Like his predecessor Yu is a princeling — the offspring of a revolutionary veteran. In his case, he has particularly colorful history. His father was the first party boss in Tianjin after the revolution in 1949, and who at one point was married to Jiang Qing, who, of course, later became Mao Zedong’s fourth wife and famously “Madame Mao”.
Yu’s brother, an intelligence official, defected to the U.S. in 1985, which put a brake on Yu’s career. Shanghai could be his last stop.
IHT notes that Yu was construction minister in the late 1990s, when China suffered a series of building collapses. Tempting to say he has arrived in Shanghai just when its stock market faces the same risk.
Sign of the (increasingly prosperous) times: China has staged its first international racing regatta, the China Cup on Oct 19-21. Yachting needs monied entrepreneurs even more than it needs water. It is a rich man’s sport and 20 of the 62 participating teams were from China.
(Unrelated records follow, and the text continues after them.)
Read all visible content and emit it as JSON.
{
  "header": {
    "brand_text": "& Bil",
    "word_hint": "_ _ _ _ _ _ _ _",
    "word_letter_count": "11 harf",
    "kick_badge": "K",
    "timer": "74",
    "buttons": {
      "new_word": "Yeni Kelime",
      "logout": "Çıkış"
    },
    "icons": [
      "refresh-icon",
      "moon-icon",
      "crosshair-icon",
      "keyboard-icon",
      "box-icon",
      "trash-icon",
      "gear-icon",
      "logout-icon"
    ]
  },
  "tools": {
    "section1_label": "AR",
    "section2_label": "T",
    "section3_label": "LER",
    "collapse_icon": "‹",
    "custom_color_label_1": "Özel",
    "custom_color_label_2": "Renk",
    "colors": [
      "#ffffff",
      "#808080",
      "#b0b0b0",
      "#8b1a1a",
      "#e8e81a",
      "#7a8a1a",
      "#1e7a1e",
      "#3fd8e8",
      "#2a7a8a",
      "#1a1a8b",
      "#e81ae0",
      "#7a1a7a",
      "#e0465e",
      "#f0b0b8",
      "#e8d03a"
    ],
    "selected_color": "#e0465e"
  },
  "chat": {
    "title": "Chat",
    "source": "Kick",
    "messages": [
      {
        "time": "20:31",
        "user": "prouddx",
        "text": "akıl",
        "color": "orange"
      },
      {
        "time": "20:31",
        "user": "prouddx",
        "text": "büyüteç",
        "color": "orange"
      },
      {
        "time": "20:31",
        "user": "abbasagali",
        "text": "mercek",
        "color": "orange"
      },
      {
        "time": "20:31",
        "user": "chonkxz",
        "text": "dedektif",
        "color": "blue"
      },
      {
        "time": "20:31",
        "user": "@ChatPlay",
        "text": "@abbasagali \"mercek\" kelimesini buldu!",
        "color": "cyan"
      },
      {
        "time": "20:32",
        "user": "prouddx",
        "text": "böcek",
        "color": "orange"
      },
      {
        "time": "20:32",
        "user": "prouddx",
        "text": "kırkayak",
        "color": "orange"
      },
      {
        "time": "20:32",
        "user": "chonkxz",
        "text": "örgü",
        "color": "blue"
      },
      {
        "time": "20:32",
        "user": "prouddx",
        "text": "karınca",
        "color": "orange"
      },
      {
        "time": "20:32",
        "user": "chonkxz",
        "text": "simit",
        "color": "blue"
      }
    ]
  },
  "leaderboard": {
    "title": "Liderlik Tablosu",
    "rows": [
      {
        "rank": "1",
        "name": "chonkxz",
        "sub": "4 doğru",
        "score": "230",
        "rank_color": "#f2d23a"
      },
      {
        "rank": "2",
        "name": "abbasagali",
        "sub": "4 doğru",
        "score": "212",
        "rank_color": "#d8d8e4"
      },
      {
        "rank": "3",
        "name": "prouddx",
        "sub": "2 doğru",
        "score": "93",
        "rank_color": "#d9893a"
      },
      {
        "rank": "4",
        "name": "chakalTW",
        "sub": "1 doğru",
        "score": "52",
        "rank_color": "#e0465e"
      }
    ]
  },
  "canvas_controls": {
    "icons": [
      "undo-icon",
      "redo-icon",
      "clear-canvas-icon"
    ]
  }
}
It is only two years since Jianmin Qui, chairman of Shenzhen Deren Electronic, and Wu Yi, chairman of Microlab Technology, bought the first racing yacht in China. Last year, a Chinese sponsored team competed in the America’s Cup, the sport’s elite competition. China is getting serious about sailing.
Interesting question posed by John Plender in the FT a couple of days ago : Is the credit crunch a prelude to a crash in China?
History suggests, Plender argues, that it could well be. He says that the credit crunch is a symptom of the liquidity bubble in China — a hiccough in a huge global recycling of liquidity that is the markets’ response to huge macro-economic imbalances.
China is still at an early stage of development, it may be a case of many bubbles and many crashes. The only question is whether the impact is felt globally, as in 1929, or mainly domestically, as with Japan in the 1990s. The longer policy remains inflexible, the greater the likelihood of a global backwash.
In this anniversary month of some of the great market crashes — 1929, 1987 — this piece provides a reality check to the soaring prices on the Shanghai stock exchange and runaway growth in the economy.
Filed under Economy, Markets